Comment: If an FD is monitoring funding using corporate bond yields (the red line), funding will be higher than if it is based on gilts plus a fixed spread (the blue line). The gap between the two can be as much as 20% and can lead of a difficult conversation if the FD thinks the scheme is approaching surplus on an accounting basis, while the trustees think the scheme is more heavily in deficit on a funding basis.†
Source: Hewitt Associates
• Closing a defined benefit (DB) scheme often increases overall pension costs. It should be seen as reducing risk, rather than reducing cost.†
• FDs need to be aware of any powers the trustees have in the trust deed, and rules that can sharply raise funding costs.†
• Only closing schemes to future accrual may not do enough to reduce DB costs because younger employees subsidise the costs of older employees. But closure to new hires and all future accruals in one fell swoop is unusual and raises industrial relations issues.†
• The economic downturn is likely to lead to more corporate failures and this will raise the Pension Protection Fund (PPF) levy for the surviving employers.†
• The difference in the method for valuing schemes for funding and accounting purposes are likely to be exacerbated by the credit crunch.†
• Former DB members often get higher DC contribution rates, but this could fall foul of age discrimination rules, if contribution rates vary with age, or there are other factors that relate to age.†

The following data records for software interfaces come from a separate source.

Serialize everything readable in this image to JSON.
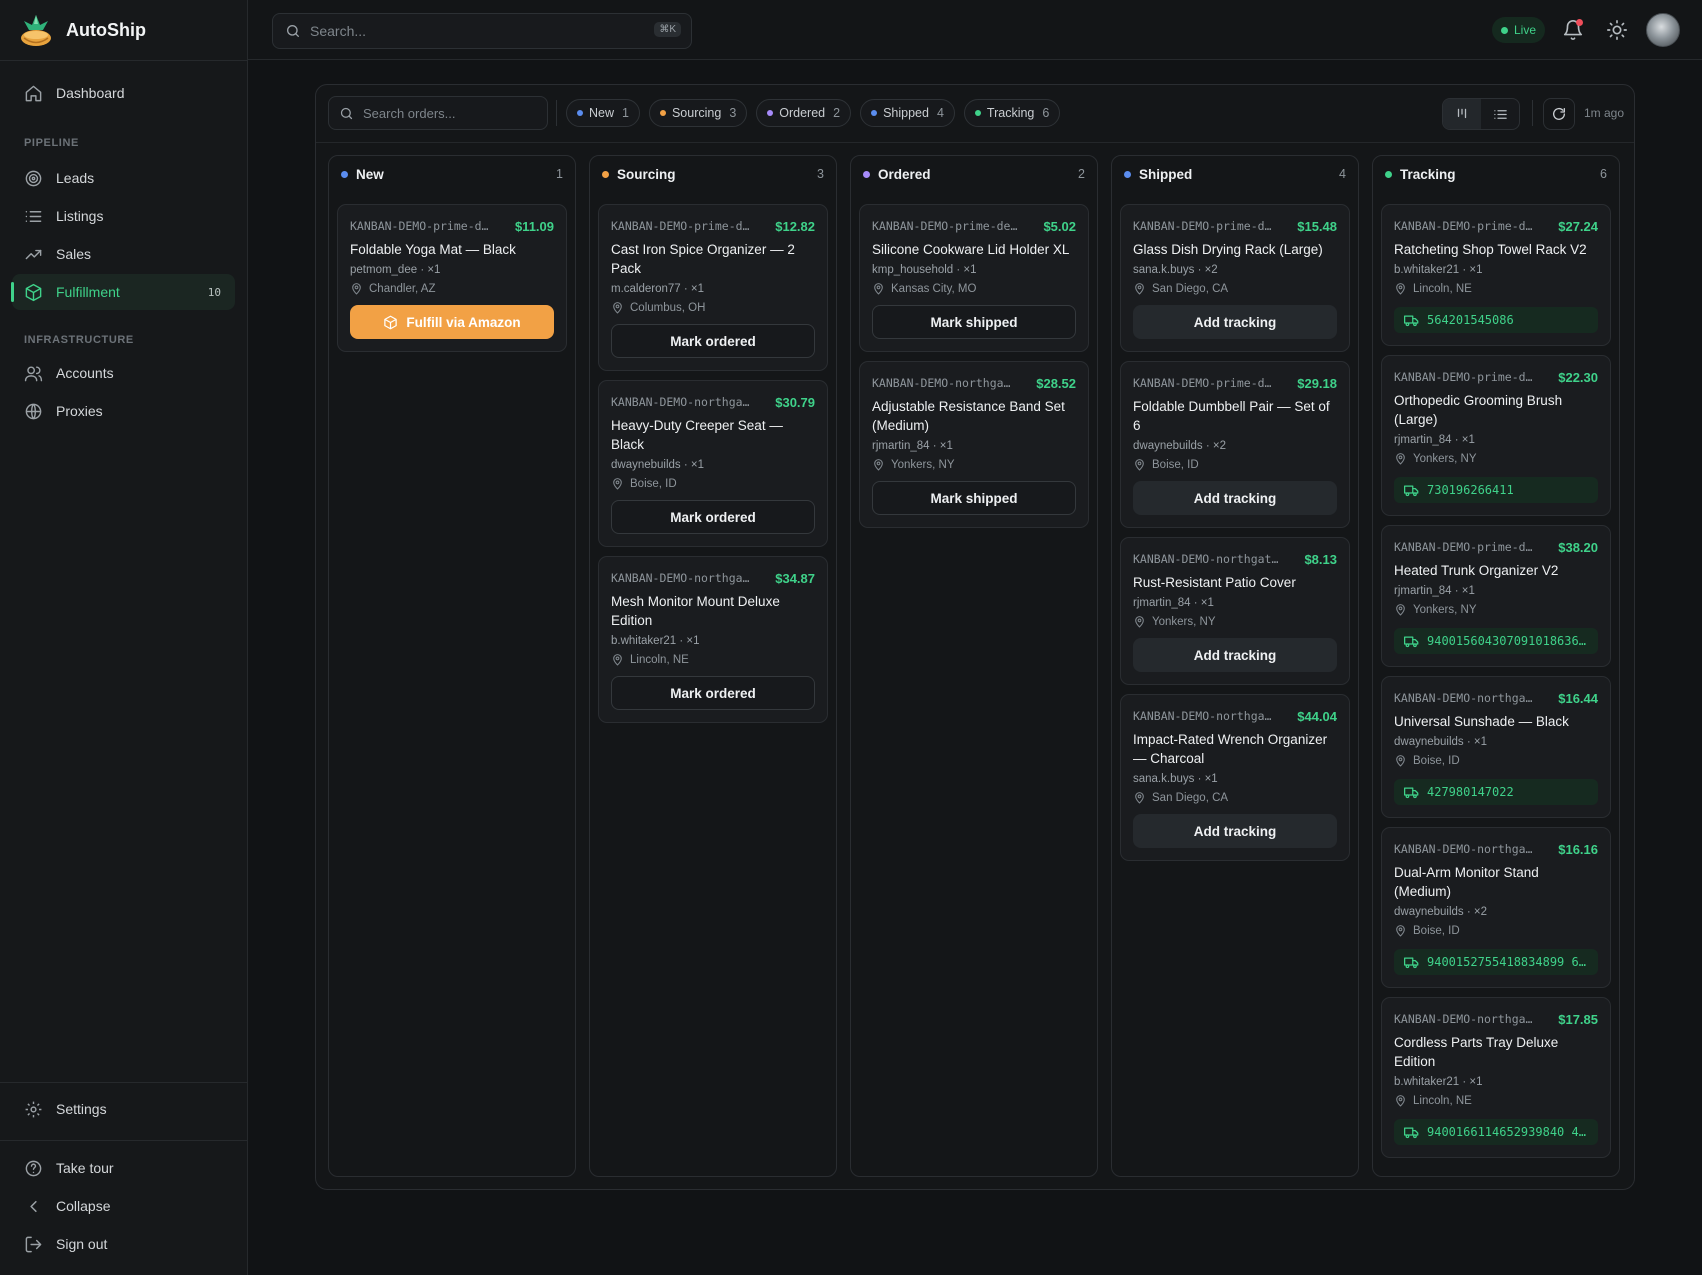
{
  "app": {
    "name": "AutoShip",
    "search_placeholder": "Search...",
    "search_shortcut": "⌘K",
    "live_label": "Live"
  },
  "sidebar": {
    "top_items": [
      {
        "label": "Dashboard",
        "icon": "home-icon"
      }
    ],
    "pipeline_label": "PIPELINE",
    "pipeline_items": [
      {
        "label": "Leads",
        "icon": "target-icon"
      },
      {
        "label": "Listings",
        "icon": "list-icon"
      },
      {
        "label": "Sales",
        "icon": "trending-up-icon"
      },
      {
        "label": "Fulfillment",
        "icon": "package-icon",
        "badge": "10",
        "active": true
      }
    ],
    "infrastructure_label": "INFRASTRUCTURE",
    "infrastructure_items": [
      {
        "label": "Accounts",
        "icon": "users-icon"
      },
      {
        "label": "Proxies",
        "icon": "globe-icon"
      }
    ],
    "settings_label": "Settings",
    "bottom_items": [
      {
        "label": "Take tour",
        "icon": "help-circle-icon"
      },
      {
        "label": "Collapse",
        "icon": "chevron-left-icon"
      },
      {
        "label": "Sign out",
        "icon": "sign-out-icon"
      }
    ]
  },
  "toolbar": {
    "search_placeholder": "Search orders...",
    "filters": [
      {
        "label": "New",
        "count": "1",
        "color": "#5b8def"
      },
      {
        "label": "Sourcing",
        "count": "3",
        "color": "#f2a145"
      },
      {
        "label": "Ordered",
        "count": "2",
        "color": "#a78bfa"
      },
      {
        "label": "Shipped",
        "count": "4",
        "color": "#5b8def"
      },
      {
        "label": "Tracking",
        "count": "6",
        "color": "#3fd28a"
      }
    ],
    "updated": "1m ago"
  },
  "columns": [
    {
      "title": "New",
      "count": "1",
      "color": "#5b8def",
      "cards": [
        {
          "id": "KANBAN-DEMO-prime-d…",
          "price": "$11.09",
          "title": "Foldable Yoga Mat — Black",
          "buyer": "petmom_dee · ×1",
          "location": "Chandler, AZ",
          "action": "Fulfill via Amazon",
          "action_style": "amazon"
        }
      ]
    },
    {
      "title": "Sourcing",
      "count": "3",
      "color": "#f2a145",
      "cards": [
        {
          "id": "KANBAN-DEMO-prime-d…",
          "price": "$12.82",
          "title": "Cast Iron Spice Organizer — 2 Pack",
          "buyer": "m.calderon77 · ×1",
          "location": "Columbus, OH",
          "action": "Mark ordered",
          "action_style": "outline"
        },
        {
          "id": "KANBAN-DEMO-northga…",
          "price": "$30.79",
          "title": "Heavy-Duty Creeper Seat — Black",
          "buyer": "dwaynebuilds · ×1",
          "location": "Boise, ID",
          "action": "Mark ordered",
          "action_style": "outline"
        },
        {
          "id": "KANBAN-DEMO-northga…",
          "price": "$34.87",
          "title": "Mesh Monitor Mount Deluxe Edition",
          "buyer": "b.whitaker21 · ×1",
          "location": "Lincoln, NE",
          "action": "Mark ordered",
          "action_style": "outline"
        }
      ]
    },
    {
      "title": "Ordered",
      "count": "2",
      "color": "#a78bfa",
      "cards": [
        {
          "id": "KANBAN-DEMO-prime-de…",
          "price": "$5.02",
          "title": "Silicone Cookware Lid Holder XL",
          "buyer": "kmp_household · ×1",
          "location": "Kansas City, MO",
          "action": "Mark shipped",
          "action_style": "outline"
        },
        {
          "id": "KANBAN-DEMO-northga…",
          "price": "$28.52",
          "title": "Adjustable Resistance Band Set (Medium)",
          "buyer": "rjmartin_84 · ×1",
          "location": "Yonkers, NY",
          "action": "Mark shipped",
          "action_style": "outline"
        }
      ]
    },
    {
      "title": "Shipped",
      "count": "4",
      "color": "#5b8def",
      "cards": [
        {
          "id": "KANBAN-DEMO-prime-d…",
          "price": "$15.48",
          "title": "Glass Dish Drying Rack (Large)",
          "buyer": "sana.k.buys · ×2",
          "location": "San Diego, CA",
          "action": "Add tracking",
          "action_style": "dark"
        },
        {
          "id": "KANBAN-DEMO-prime-d…",
          "price": "$29.18",
          "title": "Foldable Dumbbell Pair — Set of 6",
          "buyer": "dwaynebuilds · ×2",
          "location": "Boise, ID",
          "action": "Add tracking",
          "action_style": "dark"
        },
        {
          "id": "KANBAN-DEMO-northgat…",
          "price": "$8.13",
          "title": "Rust-Resistant Patio Cover",
          "buyer": "rjmartin_84 · ×1",
          "location": "Yonkers, NY",
          "action": "Add tracking",
          "action_style": "dark"
        },
        {
          "id": "KANBAN-DEMO-northga…",
          "price": "$44.04",
          "title": "Impact-Rated Wrench Organizer — Charcoal",
          "buyer": "sana.k.buys · ×1",
          "location": "San Diego, CA",
          "action": "Add tracking",
          "action_style": "dark"
        }
      ]
    },
    {
      "title": "Tracking",
      "count": "6",
      "color": "#3fd28a",
      "cards": [
        {
          "id": "KANBAN-DEMO-prime-d…",
          "price": "$27.24",
          "title": "Ratcheting Shop Towel Rack V2",
          "buyer": "b.whitaker21 · ×1",
          "location": "Lincoln, NE",
          "tracking": "564201545086"
        },
        {
          "id": "KANBAN-DEMO-prime-d…",
          "price": "$22.30",
          "title": "Orthopedic Grooming Brush (Large)",
          "buyer": "rjmartin_84 · ×1",
          "location": "Yonkers, NY",
          "tracking": "730196266411"
        },
        {
          "id": "KANBAN-DEMO-prime-d…",
          "price": "$38.20",
          "title": "Heated Trunk Organizer V2",
          "buyer": "rjmartin_84 · ×1",
          "location": "Yonkers, NY",
          "tracking": "940015604307091018636…"
        },
        {
          "id": "KANBAN-DEMO-northga…",
          "price": "$16.44",
          "title": "Universal Sunshade — Black",
          "buyer": "dwaynebuilds · ×1",
          "location": "Boise, ID",
          "tracking": "427980147022"
        },
        {
          "id": "KANBAN-DEMO-northga…",
          "price": "$16.16",
          "title": "Dual-Arm Monitor Stand (Medium)",
          "buyer": "dwaynebuilds · ×2",
          "location": "Boise, ID",
          "tracking": "9400152755418834899 60…"
        },
        {
          "id": "KANBAN-DEMO-northga…",
          "price": "$17.85",
          "title": "Cordless Parts Tray Deluxe Edition",
          "buyer": "b.whitaker21 · ×1",
          "location": "Lincoln, NE",
          "tracking": "9400166114652939840 43…"
        }
      ]
    }
  ]
}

• Moving from a contracted-out DB scheme to a DC scheme which is contracted in will increase the NI rate paid by 3.7% from 9.1% to 12.8% between the lower and upper earnings limits.